The French President announced the Kiwa Initiative at the “One Planet Summit” in 2017. It has been operational since March 2020, and has received €35 million in grants (XPF 4.2 billion), uniting five international donors – Australia, Canada, France, New Zealand and the European Union – to address common challenges such as the protection of biodiversity and adaptation to climate change through nature-based solutions in Oceania.
The result of a Franco-European dynamic, one of the initiative’s main aims is to facilitate access to green financing for people in the Pacific and to promote collaboration between regional and international financial partners, as well as regional cooperation.

Protecting Pacific biodiversity: a major challenge
There is, without doubt, urgent need for action. While Pacific island states and territories account for only 0.03% of global greenhouse gas emissions, they are particularly vulnerable to the effects of climate change and the risk of damage to their ecosystems. “Oceania is currently home to six of the world's 35 ‘hotspots,’” says Caroline Edant, Senior Climate and Biodiversity Advisor for AFD's Pacific Ocean Regional Office in Noumea. “These areas of the planet that have a rich wealth of species and that are under serious threat.”
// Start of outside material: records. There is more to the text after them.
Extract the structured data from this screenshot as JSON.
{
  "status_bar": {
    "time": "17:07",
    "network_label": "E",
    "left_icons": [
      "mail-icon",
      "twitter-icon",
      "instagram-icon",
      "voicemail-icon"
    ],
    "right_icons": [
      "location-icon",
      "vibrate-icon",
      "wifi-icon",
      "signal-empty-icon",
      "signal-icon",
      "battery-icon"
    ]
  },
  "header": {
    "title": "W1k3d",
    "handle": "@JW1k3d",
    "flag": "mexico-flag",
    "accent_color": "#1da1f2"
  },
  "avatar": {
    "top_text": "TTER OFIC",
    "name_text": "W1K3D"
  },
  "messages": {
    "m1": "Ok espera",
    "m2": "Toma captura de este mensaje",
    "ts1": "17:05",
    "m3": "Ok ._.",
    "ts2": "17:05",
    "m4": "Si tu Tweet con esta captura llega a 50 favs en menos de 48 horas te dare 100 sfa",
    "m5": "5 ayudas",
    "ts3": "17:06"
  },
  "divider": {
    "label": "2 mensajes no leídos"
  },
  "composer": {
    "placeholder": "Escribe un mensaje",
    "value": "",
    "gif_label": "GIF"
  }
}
A quarter of all coral reefs, the most biologically diverse ecosystems, lie in the Pacific. For the 30,000 plant species identified across the region, the rates of endemism, meaning when a biological species is native to a single defined geographical area, are extremely high, between 75% and 90%.

For further reading go to: Kiwa Initiative, download the leaflet

“Today, some of this unique biodiversity has already been lost due to environmental pollution, the destruction of natural habitats by fire, the introduction of invasive species and the impact of climate change,” says Caroline Edant. Notably, this region has the highest number of threatened species in the world. More than 1,200 bird species have become extinct in Oceania over the last three thousand years.

Nature-based solutions: an alternative to conventional engineering

Given that the area is highly vulnerable to climate change, nature-based solutions have an important role to play in combating the problem. “These types of solutions involve actions that aim to protect, sustainably manage and restore endangered ecosystems to adapt to climate change, while preserving biodiversity,” says Caroline Edant. “For example, restoring forest ecosystems in the Pacific region will offer greater protection against flooding and will help prevent landslides. The restoration of mangroves will protect the residents, the infrastructure and productive land along the coasts from the risk of storms and cyclones.” 

Further reading: “Nature-Based Solutions”: Making Nature an Ally 

Kiwa is also innovative for the collective determination of its five international partners to combine their efforts to support Pacific Island States and Territories in addressing a common challenge. The project governance ensures a unique space for mutual dialog. This is France's first collaboration for development aid with its Canadian, Australian and New Zealand partners, in line with the French government’s strategy in the Indo-Pacific. Also, the initiative will provide support to regional projects being implemented in island states as well as French territories in the Pacific.  

A collaboration unparalleled in scale

To ensure the initiative’s success, it is based on an unprecedented collaboration, launched on November 18, 2020 in Noumea when three financing agreements were signed between AFD, the Pacific Community (SPC), the Pacific Regional Environment Programme (SPREP) and the International Union for Conservation of Nature (IUCN), as part of the 50th session of the Committee of Representatives of Governments and Administrations (CRGA) of the SPC. SPREP and SPC will be the main scientific and technical intergovernmental organizations in the region that will provide support to potential beneficiaries.

The initiative is committed to working at local level with calls for projects being managed by IUCN in 18 Pacific Island States and Territories, as well as at regional level via a help-desk for regional projects, which will be monitored by its Secretariat, located in Noumea within AFD's Pacific Ocean Regional Office. AFD is working on a five-year timeline for the project's implementation.

Further reading: the Kiwa Initiative page